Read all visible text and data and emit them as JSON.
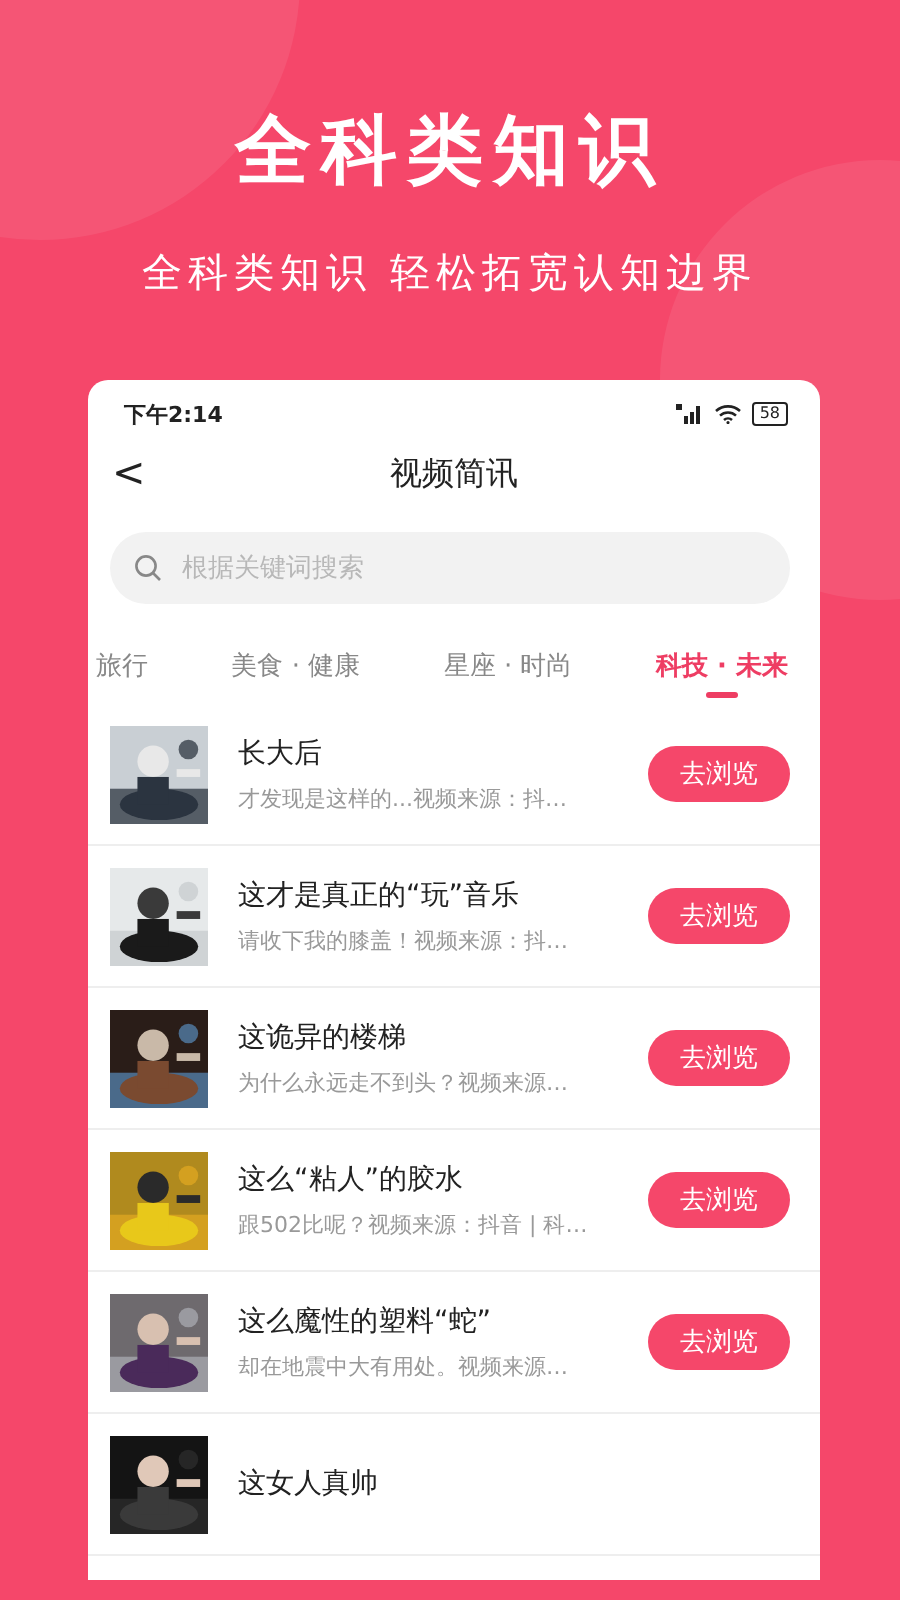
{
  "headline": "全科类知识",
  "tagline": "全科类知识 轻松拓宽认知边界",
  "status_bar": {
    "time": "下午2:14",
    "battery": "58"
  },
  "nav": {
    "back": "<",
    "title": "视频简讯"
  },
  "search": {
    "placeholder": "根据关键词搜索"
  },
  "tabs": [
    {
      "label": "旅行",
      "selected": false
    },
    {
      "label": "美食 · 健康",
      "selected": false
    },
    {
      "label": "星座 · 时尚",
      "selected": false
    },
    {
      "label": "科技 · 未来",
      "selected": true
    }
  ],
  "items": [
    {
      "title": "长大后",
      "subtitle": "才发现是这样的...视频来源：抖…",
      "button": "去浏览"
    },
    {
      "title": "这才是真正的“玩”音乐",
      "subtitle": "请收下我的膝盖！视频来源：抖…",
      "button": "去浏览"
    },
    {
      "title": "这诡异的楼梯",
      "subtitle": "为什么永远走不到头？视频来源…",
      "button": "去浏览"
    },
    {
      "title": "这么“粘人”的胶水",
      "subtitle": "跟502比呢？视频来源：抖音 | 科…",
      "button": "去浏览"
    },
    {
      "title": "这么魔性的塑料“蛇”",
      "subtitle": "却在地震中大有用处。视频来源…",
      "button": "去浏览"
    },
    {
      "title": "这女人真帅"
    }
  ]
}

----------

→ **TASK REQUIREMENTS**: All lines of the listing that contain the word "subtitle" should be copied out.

→ **ANSWER SECTION**:
      "subtitle": "才发现是这样的...视频来源：抖…",
      "subtitle": "请收下我的膝盖！视频来源：抖…",
      "subtitle": "为什么永远走不到头？视频来源…",
      "subtitle": "跟502比呢？视频来源：抖音 | 科…",
      "subtitle": "却在地震中大有用处。视频来源…",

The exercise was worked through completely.